Despite SSDs becoming mainstream, many businesses are still using dated approaches to destroying the data stored on these drives
When it’s time to upgrade your Information Technology (IT) Assets, you will be faced with the issue of how to deal with the data held on them.
Over time your hardware will have built up an array of stored data, right back from when it was first switched on. You have to handle this data correctly to prevent any data breaches and/or regulatory violations.
Typically, there are two kinds of hard drives which store data on IT Assets: hard disk drives (HDD’s) and solid-state drives (SSD).
How do Solid State Drives and a Hard Disk Drives store data?
HDDs contain one or more rotating disks, relying on magnetic storage; while SSD’s have no mechanical or moving parts, and use flash memory.
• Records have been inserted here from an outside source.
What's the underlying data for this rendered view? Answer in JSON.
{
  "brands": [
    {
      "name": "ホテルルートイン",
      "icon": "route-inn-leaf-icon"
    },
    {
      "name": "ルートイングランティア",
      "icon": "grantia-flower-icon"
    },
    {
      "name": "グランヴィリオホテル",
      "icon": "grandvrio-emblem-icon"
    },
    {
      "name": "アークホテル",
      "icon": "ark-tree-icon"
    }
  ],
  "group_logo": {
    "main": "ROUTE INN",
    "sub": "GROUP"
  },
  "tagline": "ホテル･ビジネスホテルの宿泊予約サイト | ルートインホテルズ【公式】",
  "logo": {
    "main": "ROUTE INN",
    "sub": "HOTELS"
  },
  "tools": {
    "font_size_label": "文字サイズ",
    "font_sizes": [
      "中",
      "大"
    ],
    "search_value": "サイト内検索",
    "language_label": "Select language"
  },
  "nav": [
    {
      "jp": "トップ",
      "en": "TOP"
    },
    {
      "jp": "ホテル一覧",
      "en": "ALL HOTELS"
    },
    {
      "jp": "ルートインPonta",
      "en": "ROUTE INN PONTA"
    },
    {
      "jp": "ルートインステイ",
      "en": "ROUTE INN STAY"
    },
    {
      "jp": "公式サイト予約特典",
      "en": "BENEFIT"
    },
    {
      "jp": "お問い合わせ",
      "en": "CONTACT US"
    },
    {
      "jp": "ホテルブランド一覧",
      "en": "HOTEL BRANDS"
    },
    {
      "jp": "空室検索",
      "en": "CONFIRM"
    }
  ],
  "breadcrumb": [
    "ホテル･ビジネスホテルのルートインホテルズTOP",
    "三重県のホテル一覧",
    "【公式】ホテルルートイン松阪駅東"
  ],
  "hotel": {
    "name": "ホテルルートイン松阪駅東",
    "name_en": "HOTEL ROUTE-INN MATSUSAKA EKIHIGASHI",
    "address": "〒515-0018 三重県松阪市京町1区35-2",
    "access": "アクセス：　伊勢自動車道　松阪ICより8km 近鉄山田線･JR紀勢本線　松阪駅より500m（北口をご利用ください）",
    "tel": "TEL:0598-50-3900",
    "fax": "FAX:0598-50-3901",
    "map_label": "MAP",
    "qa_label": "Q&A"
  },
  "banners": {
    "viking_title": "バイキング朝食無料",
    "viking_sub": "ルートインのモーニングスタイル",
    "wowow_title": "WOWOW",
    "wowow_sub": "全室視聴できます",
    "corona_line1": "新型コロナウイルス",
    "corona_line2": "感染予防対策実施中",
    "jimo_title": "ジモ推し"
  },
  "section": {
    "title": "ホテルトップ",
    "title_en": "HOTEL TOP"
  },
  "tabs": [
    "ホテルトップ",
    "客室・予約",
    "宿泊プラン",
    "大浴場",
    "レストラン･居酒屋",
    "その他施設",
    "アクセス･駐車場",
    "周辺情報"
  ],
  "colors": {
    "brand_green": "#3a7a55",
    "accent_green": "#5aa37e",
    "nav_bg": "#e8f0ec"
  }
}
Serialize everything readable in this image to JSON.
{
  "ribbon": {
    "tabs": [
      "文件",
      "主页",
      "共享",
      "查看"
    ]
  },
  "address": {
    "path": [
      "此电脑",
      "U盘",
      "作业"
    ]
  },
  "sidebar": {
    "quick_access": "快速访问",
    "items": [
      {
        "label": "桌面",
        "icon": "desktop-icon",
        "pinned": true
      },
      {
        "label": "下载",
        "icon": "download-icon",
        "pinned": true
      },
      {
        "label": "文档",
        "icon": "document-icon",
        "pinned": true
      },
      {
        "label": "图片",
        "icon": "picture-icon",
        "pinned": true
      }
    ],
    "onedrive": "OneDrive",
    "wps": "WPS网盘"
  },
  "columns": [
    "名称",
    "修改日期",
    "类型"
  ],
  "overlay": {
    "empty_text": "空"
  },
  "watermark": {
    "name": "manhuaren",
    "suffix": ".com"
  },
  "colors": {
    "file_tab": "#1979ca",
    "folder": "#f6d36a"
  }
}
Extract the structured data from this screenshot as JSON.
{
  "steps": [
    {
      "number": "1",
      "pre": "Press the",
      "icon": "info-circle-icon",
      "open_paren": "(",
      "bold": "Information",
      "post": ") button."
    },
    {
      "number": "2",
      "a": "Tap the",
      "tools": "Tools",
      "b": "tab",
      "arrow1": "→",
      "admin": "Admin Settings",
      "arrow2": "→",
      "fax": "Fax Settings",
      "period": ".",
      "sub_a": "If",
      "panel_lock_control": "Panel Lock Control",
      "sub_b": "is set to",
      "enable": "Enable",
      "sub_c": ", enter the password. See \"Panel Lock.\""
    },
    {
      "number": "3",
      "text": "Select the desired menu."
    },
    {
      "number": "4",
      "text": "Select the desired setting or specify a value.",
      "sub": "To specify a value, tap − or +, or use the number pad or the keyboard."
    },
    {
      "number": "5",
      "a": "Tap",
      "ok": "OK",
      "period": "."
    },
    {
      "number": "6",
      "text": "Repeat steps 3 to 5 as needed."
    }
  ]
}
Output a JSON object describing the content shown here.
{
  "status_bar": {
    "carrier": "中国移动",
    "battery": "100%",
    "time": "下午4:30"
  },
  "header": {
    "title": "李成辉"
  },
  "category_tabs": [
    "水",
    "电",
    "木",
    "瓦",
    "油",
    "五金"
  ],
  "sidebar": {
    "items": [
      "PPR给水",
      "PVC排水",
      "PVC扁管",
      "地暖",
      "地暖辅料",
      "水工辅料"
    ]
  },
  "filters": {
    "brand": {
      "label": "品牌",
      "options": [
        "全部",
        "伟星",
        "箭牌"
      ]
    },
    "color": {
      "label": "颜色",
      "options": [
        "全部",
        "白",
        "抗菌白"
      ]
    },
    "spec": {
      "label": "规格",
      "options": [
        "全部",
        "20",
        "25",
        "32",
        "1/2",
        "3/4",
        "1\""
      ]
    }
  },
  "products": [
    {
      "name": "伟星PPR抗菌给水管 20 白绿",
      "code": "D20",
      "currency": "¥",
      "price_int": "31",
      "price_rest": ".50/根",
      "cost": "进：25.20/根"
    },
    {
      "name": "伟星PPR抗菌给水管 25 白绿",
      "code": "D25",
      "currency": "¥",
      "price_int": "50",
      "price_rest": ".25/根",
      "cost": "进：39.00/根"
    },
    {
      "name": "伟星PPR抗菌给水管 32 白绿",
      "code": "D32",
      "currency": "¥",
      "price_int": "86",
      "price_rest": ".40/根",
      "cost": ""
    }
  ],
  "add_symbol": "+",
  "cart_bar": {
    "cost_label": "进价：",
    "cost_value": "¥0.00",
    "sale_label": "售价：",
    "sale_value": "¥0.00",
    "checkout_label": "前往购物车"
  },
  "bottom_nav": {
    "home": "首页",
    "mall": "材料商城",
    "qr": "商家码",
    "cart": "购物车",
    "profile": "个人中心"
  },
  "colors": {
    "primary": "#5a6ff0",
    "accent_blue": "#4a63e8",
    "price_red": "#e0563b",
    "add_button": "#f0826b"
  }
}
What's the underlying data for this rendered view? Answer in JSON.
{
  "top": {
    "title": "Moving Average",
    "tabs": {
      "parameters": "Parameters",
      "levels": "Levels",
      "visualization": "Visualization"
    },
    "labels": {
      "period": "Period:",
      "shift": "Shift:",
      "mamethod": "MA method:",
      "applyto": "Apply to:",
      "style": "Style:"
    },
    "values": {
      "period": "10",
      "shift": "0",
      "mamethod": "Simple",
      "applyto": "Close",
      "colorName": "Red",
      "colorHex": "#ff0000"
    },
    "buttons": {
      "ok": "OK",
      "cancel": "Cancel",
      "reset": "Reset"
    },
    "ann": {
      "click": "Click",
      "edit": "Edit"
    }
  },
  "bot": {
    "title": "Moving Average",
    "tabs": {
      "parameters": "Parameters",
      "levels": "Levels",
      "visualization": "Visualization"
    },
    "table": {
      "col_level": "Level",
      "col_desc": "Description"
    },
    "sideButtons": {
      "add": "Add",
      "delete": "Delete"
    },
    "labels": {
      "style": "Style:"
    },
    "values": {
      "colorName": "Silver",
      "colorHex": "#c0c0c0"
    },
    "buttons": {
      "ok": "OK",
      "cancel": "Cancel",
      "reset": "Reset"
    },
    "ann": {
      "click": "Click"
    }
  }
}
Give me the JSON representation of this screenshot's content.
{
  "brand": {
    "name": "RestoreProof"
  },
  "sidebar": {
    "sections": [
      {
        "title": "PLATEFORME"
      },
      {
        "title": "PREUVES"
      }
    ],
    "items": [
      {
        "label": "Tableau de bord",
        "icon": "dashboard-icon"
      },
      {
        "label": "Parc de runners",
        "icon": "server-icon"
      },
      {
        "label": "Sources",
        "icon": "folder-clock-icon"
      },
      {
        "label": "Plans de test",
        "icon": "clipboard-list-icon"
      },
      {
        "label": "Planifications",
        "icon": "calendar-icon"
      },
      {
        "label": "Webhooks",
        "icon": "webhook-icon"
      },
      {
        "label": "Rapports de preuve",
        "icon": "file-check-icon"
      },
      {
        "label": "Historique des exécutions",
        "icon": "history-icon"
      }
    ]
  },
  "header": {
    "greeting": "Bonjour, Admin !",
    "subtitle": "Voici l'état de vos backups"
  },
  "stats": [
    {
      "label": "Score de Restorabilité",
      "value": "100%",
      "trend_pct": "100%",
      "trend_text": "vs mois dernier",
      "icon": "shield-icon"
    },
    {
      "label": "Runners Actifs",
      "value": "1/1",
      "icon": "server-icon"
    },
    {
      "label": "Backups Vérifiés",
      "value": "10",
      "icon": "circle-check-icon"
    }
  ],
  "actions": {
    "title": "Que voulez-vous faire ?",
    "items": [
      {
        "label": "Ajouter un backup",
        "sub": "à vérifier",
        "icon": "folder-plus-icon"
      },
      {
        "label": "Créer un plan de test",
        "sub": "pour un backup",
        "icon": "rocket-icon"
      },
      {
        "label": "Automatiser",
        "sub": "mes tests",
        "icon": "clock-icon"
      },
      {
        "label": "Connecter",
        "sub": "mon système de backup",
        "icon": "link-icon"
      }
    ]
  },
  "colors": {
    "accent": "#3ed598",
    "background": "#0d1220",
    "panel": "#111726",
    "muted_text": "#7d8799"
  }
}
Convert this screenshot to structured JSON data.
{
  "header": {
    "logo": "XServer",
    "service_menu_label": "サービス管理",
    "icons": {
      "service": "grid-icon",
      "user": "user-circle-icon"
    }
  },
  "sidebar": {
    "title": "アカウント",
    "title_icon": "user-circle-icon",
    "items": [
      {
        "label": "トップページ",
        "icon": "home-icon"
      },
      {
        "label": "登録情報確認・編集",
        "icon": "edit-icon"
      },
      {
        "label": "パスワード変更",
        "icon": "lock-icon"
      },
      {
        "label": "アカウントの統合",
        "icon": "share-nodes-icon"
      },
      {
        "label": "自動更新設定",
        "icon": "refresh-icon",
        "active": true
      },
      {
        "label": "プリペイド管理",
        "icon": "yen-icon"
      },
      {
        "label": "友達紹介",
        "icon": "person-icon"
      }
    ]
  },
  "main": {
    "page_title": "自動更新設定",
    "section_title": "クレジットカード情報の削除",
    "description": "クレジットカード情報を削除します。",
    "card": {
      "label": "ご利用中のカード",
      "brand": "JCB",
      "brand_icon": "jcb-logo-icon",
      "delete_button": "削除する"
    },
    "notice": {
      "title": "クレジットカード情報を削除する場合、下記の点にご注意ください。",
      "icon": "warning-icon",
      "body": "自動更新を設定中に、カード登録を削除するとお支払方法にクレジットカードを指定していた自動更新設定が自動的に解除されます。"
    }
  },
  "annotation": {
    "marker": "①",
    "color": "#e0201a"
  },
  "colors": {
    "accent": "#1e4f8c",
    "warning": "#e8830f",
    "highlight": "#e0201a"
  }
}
The data in SSDs is sorted in chips, which are becoming increasingly powerful, but also smaller as technology progresses.
Because of their different construction, these two very different types of drives require different destruction techniques.
So, what methods are available to destroy the data held on SSDs?
Before we jump in to whether its best practise to shred, puncture or degauss SSDs; it’s important to understand that these are all techniques which once complete, render the media unusable. Where possible, it is preferable to electronically wipe hardware using a software based data erasure technique; this allows the IT Asset to be remarketed which is better financially and environmentally.
For physical data erasure, to remove the data contained on SDDs, each chip contained within the SSD itself must be physically destroyed.
This differs to HDDs which use magnetic discs, containing data held on ‘CD like‘ platters, which can be data cleansed using degaussing (or by a physical destruction process).
SSDs can be shredded in a mechanical process which uses specialist shredders. These machines contain counter rotating blades, and the material fed into these machines is forced through these cutting blades, physically destroying the hard drive.
However, as it is possible to recover data from small intact fragments of SSD drives, the shredder or puncturing machine used, must meet the needs specific to the materials which are being data erased.
Typically, where a shredder is concerned, this means using a shred size small enough to ensure the destruction of individual chips.
The resulting output is miniscule granules of shredded material, the exact size of which depends on the capability of the shredder. It is recommended that shred sizes for SSDs be smaller than 10mm to ensure the chips are destroyed.
Puncturing SSDs is also a physical process, but one that differs slightly to shredding. Drives are placed into machinery containing a press, which punches multiple pins into the hard drive, and the chips contained within them, annihilating the data contained.
After puncturing all memory chips are destroyed in that process and the drive is littered with holes.
Degaussing will not erase the data held on Solids State Drives (SSD)’s, as a solid-state drive stores data electronically.
It is an efficient way of erasing the data held on Hard Disk Drives (HDD)’s, floppy disks, magnetic tapes on open reels or cassettes; as they store data using layers of magnetic fields, disrupted and eliminated by degaussing.
A degausser works by applying alternating fields of powerful magnetic amplitude, which removes the drives magnetic properties or rearranges the magnetic data pattern, irrecoverably removing the data.
To ensure the regulatory compliance and secure destruction of data on solid state drives (SSDs), both shredding and puncturing can successfully meet the data sanitisation compliance required, while degaussing cannot.
However, both respective techniques (shredding and puncturing), must be completed to the correct specification, to ensure the physical destruction of the chips within those hard drives and offering you complete peace of mind.
Data security needs to be threaded into every aspect of how your aged IT Assets are handled. Issues with data destruction not only carry heavy fines, but there is also the almost immeasurable cost to your brands reputation resulting from any subsequent breach.